[Component data from apps and pages]
________________
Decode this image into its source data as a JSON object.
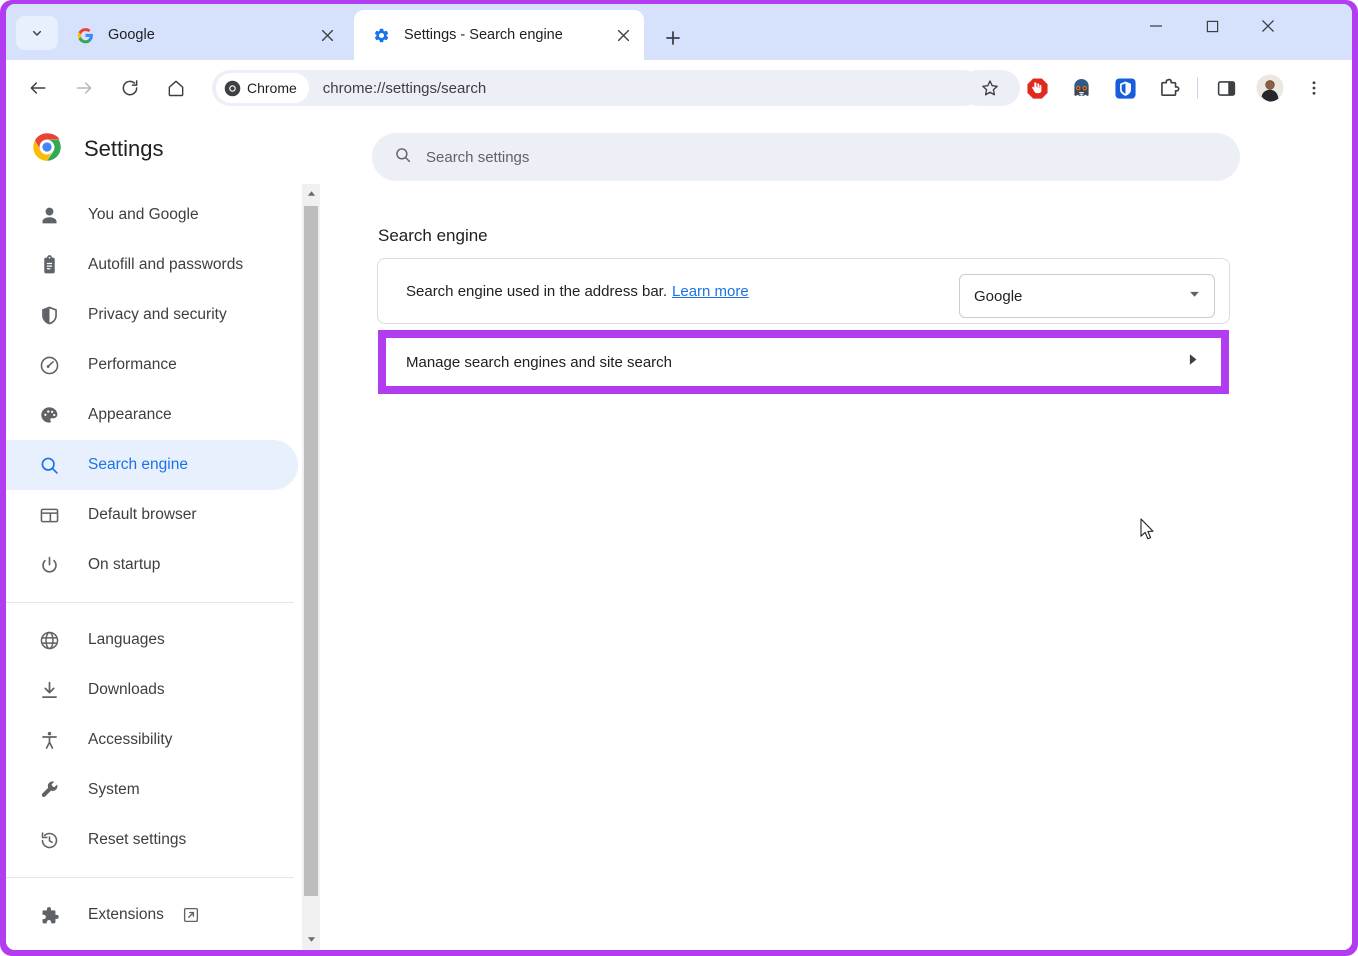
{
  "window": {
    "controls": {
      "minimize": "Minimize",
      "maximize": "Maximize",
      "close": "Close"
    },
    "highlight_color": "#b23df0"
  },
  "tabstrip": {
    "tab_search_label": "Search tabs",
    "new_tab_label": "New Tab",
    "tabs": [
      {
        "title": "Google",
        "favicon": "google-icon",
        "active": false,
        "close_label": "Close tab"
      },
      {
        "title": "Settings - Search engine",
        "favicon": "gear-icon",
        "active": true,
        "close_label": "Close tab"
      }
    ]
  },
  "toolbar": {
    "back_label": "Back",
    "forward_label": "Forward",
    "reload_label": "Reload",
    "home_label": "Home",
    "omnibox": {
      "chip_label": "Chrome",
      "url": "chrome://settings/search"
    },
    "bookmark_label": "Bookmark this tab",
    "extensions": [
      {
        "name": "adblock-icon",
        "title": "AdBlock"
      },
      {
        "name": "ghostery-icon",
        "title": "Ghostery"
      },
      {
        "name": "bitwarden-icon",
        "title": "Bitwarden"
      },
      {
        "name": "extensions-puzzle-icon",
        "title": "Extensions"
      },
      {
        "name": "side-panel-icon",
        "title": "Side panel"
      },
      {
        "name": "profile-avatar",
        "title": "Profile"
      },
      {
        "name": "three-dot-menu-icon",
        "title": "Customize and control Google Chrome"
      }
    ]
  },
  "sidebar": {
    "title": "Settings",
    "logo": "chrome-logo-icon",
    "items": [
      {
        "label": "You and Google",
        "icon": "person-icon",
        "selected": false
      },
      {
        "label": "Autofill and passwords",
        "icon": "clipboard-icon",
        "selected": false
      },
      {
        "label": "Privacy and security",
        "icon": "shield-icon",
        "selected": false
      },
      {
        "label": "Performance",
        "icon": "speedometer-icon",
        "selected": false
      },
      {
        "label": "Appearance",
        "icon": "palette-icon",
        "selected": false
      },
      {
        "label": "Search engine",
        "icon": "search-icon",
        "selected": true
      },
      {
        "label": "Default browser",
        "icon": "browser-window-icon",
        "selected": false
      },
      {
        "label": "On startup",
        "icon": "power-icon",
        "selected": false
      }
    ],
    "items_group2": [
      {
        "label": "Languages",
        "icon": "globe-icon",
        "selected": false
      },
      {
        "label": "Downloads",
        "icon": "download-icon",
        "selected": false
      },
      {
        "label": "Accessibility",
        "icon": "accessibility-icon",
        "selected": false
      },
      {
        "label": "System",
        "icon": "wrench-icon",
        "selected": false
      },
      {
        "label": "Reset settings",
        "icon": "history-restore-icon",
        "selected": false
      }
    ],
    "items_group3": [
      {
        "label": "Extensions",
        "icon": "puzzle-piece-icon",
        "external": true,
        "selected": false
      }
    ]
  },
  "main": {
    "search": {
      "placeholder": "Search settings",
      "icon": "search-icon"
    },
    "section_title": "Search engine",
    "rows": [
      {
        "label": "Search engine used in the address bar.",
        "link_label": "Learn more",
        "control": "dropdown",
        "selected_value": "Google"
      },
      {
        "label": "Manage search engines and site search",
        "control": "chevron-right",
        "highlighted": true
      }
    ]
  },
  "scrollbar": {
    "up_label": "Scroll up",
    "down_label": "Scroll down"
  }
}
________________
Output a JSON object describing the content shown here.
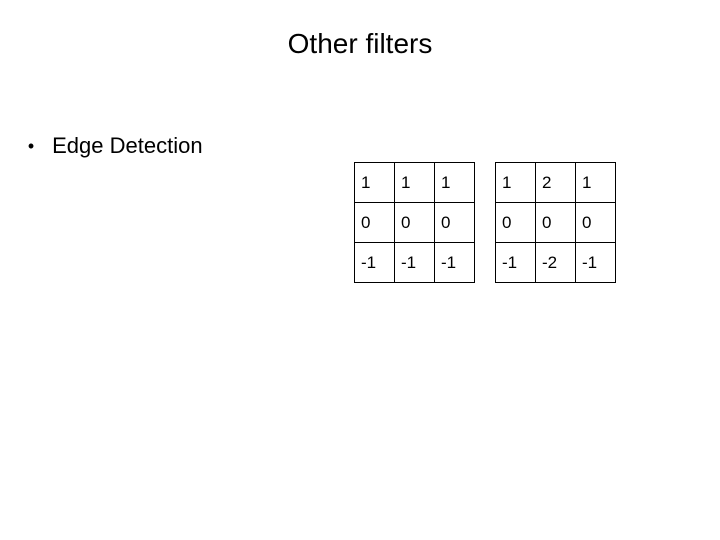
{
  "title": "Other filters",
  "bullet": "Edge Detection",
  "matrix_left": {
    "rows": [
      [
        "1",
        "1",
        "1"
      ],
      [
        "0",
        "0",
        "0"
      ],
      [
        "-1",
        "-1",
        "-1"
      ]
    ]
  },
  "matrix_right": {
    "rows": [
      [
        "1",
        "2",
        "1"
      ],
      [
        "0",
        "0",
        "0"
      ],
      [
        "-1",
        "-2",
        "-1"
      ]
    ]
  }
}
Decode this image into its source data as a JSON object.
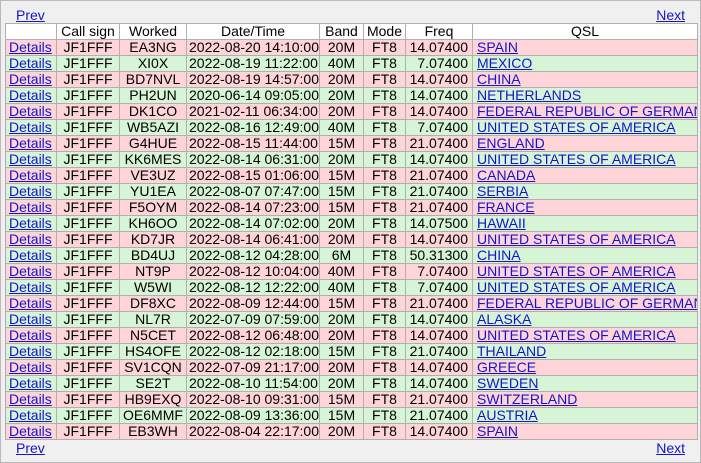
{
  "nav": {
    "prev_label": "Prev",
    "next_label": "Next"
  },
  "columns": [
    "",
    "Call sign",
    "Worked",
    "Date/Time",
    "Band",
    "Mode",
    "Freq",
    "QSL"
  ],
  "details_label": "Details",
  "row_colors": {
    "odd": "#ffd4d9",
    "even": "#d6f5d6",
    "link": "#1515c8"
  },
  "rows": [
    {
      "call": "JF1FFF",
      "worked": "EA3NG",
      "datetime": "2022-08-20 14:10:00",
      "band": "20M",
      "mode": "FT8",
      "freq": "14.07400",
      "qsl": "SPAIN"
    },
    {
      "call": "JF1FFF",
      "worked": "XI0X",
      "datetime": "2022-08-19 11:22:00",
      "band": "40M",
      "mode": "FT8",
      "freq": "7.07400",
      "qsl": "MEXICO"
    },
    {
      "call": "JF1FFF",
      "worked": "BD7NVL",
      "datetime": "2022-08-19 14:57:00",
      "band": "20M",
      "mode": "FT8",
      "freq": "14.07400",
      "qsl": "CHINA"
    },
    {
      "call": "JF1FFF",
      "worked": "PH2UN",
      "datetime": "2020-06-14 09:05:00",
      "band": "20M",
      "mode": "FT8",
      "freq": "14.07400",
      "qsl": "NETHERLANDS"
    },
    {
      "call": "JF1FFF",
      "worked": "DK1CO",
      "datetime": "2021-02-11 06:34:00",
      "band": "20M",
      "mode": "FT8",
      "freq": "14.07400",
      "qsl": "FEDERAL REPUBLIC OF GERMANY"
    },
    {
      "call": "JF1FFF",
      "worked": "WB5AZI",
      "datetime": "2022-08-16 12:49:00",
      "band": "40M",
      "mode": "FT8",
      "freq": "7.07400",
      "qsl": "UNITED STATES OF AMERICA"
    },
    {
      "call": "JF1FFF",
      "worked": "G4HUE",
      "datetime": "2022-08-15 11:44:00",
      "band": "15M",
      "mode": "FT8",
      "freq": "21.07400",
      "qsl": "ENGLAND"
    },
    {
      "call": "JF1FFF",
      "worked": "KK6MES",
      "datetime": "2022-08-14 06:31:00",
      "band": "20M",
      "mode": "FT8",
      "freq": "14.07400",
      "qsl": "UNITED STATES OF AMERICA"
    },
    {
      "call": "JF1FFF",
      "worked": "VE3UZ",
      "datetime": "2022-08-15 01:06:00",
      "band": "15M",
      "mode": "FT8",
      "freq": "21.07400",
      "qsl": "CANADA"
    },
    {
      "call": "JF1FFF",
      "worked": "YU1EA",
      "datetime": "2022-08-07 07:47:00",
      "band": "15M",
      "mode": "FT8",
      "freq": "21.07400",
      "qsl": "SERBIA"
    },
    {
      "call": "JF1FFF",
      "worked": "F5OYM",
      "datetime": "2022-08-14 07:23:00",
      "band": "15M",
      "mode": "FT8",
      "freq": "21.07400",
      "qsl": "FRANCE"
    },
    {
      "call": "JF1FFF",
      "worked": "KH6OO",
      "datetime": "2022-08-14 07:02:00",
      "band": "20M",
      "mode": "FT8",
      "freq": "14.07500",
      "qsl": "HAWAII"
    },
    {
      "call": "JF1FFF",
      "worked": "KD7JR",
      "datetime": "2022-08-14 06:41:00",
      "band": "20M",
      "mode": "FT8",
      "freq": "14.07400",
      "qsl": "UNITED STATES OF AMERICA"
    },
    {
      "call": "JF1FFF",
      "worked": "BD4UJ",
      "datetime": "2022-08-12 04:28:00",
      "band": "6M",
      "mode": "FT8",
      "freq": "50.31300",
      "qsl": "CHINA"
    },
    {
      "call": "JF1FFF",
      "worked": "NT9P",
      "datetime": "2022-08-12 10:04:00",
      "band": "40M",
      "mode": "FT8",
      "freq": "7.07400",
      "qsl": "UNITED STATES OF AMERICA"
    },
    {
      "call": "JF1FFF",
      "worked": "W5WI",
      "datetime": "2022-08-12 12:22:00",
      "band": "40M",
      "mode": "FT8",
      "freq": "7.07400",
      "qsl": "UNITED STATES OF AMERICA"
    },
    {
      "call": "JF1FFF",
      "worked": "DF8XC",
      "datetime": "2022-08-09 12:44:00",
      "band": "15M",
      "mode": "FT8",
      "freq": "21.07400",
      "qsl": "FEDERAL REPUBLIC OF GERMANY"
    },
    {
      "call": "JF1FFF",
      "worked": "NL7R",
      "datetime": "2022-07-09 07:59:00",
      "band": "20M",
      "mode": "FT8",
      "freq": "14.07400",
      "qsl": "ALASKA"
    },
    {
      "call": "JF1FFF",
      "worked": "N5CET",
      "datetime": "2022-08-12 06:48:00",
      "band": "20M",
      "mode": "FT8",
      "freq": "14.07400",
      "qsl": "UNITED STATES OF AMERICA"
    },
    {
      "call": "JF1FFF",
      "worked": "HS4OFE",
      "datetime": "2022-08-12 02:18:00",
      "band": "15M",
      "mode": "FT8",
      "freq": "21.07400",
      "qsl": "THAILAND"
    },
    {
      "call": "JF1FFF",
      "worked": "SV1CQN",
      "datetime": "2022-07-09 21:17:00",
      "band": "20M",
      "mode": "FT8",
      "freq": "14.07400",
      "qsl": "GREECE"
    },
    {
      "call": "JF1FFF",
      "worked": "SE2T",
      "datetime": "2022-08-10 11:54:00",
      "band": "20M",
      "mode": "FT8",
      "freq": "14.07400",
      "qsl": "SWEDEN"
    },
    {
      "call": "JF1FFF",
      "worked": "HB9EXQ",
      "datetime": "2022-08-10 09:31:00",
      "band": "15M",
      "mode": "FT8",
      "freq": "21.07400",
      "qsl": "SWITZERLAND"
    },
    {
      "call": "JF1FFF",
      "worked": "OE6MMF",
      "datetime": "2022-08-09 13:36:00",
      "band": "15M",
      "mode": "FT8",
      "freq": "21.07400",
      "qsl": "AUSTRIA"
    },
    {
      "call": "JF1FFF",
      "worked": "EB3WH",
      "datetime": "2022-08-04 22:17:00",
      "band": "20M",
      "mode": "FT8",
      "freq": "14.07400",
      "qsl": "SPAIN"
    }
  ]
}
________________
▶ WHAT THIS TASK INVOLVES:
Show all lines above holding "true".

▶ PROBLEM SOLUTION:
        "active": true,
        "selected": true
        "external": true,
        "highlighted": true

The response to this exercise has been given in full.